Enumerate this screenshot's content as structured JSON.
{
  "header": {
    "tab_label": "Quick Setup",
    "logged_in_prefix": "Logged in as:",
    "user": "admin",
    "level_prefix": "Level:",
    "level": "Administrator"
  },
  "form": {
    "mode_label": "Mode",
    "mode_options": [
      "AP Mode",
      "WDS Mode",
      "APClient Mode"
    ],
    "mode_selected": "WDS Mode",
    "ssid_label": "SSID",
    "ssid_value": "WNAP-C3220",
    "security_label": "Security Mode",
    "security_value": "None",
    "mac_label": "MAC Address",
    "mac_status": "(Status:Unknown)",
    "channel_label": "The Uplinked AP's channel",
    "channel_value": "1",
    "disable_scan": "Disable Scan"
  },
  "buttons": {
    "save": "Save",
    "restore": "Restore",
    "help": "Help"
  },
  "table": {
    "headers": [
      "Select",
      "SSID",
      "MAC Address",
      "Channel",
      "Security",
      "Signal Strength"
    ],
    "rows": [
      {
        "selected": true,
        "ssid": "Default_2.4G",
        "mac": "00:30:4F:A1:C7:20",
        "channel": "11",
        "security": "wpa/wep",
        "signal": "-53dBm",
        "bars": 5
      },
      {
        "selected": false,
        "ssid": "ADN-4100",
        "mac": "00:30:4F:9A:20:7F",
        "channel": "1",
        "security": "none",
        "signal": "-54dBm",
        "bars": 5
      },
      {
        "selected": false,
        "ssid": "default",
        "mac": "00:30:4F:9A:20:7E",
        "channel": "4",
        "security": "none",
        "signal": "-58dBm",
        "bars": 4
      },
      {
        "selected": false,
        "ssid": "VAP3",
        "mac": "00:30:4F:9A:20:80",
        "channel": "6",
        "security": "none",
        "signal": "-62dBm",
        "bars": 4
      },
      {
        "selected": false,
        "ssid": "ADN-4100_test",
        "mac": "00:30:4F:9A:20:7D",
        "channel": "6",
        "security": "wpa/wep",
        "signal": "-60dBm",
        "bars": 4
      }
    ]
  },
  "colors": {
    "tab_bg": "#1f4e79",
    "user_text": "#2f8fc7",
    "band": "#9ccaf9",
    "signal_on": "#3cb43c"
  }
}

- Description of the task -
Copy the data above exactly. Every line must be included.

- Output for this task -
Enumerate this screenshot's content as structured JSON.
{
  "header": {
    "tab_label": "Quick Setup",
    "logged_in_prefix": "Logged in as:",
    "user": "admin",
    "level_prefix": "Level:",
    "level": "Administrator"
  },
  "form": {
    "mode_label": "Mode",
    "mode_options": [
      "AP Mode",
      "WDS Mode",
      "APClient Mode"
    ],
    "mode_selected": "WDS Mode",
    "ssid_label": "SSID",
    "ssid_value": "WNAP-C3220",
    "security_label": "Security Mode",
    "security_value": "None",
    "mac_label": "MAC Address",
    "mac_status": "(Status:Unknown)",
    "channel_label": "The Uplinked AP's channel",
    "channel_value": "1",
    "disable_scan": "Disable Scan"
  },
  "buttons": {
    "save": "Save",
    "restore": "Restore",
    "help": "Help"
  },
  "table": {
    "headers": [
      "Select",
      "SSID",
      "MAC Address",
      "Channel",
      "Security",
      "Signal Strength"
    ],
    "rows": [
      {
        "selected": true,
        "ssid": "Default_2.4G",
        "mac": "00:30:4F:A1:C7:20",
        "channel": "11",
        "security": "wpa/wep",
        "signal": "-53dBm",
        "bars": 5
      },
      {
        "selected": false,
        "ssid": "ADN-4100",
        "mac": "00:30:4F:9A:20:7F",
        "channel": "1",
        "security": "none",
        "signal": "-54dBm",
        "bars": 5
      },
      {
        "selected": false,
        "ssid": "default",
        "mac": "00:30:4F:9A:20:7E",
        "channel": "4",
        "security": "none",
        "signal": "-58dBm",
        "bars": 4
      },
      {
        "selected": false,
        "ssid": "VAP3",
        "mac": "00:30:4F:9A:20:80",
        "channel": "6",
        "security": "none",
        "signal": "-62dBm",
        "bars": 4
      },
      {
        "selected": false,
        "ssid": "ADN-4100_test",
        "mac": "00:30:4F:9A:20:7D",
        "channel": "6",
        "security": "wpa/wep",
        "signal": "-60dBm",
        "bars": 4
      }
    ]
  },
  "colors": {
    "tab_bg": "#1f4e79",
    "user_text": "#2f8fc7",
    "band": "#9ccaf9",
    "signal_on": "#3cb43c"
  }
}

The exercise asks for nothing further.